Anonymous, 1841

[legal practitioners]


Judicial Committee of the Privy Council
9 January 1841
Source: The Times, 9 January, 1841

  This was an appeal from three several orders made by the Judge of the Recorder's Court of Freetown in Sierra Leone, by which the appellant, a practitioner duly admitted to practice in the colony, was fined, imprisoned, disbarred, and struck off the Rolls of the Court. It appeared that the appellant had acted upon one occasion as the advocate of a party at a trial by jury, at which a verdict was returned against his client in consequence of the alleged misdirection of the Chief Justice. He subsequently applied for a new trial of the case, upon the ground of the alleged misdirection, and in the written notice of such application which he was required by the practice of the Court to give to the judges and parties, he made a representation of what had happened at the trial, which representation the Chief Justice considered to be incorrect. He accordingly pressed the appellant for a categorical answer to a question which was addressed to him in Court. The appellant, however, declined to give the answer the precise form which the Chief Justice required, upon which he was fined 20 l. and committed to prison until the payment of the fine, which period extended to about a fortnight.
  The notice for the new trial was discharged with costs to be paid by the appellant, who was the advocate that made the motion. Within short time afterwards his name was removed from the roll by an order of the Court, which consisted of Chief Justice Franklin, and Mr. Blenkarne and Mr. Lewis, assistant judges. The answer of Mr. Lewis upon the present occasion disclaimed, on his part, all participation in the proceedings except as a matter of form. Mr. Blenkarne alleged that he concurred in the fine upon the ground that the Appellant's conduct at the hearing of the motion was menacing and contemptuous to the Court, and that he concurred in the disbarring on the ground that no satisfactory explanation had been given by him of the mis-statement in the notice of motion.
  Sir W. Follett and Mr. E. F. Moore appeared for the appellant; and Mr. Hoggins for the respondents.
  The Court was of opinion that there had been no grounds whatever for the order by which the appellant had been disbarred, and that nothing less than the strongest case of misrepresentation, undoubtedly wilful, could justify any proceeding. The order for disbarring the appellant was therefore reversed.

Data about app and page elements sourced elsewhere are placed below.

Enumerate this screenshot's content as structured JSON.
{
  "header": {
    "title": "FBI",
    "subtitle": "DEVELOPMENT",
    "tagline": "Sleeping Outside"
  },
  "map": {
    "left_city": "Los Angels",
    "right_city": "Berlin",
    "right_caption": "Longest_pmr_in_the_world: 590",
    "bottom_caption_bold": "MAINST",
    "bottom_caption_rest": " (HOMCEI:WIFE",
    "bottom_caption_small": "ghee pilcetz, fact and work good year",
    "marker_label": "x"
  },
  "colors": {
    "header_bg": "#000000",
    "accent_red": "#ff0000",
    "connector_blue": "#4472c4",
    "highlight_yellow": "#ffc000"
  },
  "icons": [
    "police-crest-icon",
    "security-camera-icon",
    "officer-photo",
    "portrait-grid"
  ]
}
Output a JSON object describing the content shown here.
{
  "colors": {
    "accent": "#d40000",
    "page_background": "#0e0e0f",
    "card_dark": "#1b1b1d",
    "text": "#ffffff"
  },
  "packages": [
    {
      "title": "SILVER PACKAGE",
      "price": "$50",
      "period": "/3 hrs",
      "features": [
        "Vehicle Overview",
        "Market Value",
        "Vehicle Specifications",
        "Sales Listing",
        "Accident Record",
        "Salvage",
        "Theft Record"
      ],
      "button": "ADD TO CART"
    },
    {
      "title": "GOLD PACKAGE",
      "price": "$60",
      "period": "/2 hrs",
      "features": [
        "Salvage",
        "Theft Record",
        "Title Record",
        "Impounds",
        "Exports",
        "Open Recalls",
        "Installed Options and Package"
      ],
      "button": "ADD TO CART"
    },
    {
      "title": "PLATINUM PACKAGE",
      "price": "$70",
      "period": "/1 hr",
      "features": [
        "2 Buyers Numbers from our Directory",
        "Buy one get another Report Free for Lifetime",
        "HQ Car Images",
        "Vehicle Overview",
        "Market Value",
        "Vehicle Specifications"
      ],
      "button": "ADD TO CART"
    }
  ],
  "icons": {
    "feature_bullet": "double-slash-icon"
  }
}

Published by Centre for Comparative Law, History and Governance at Macquarie Law School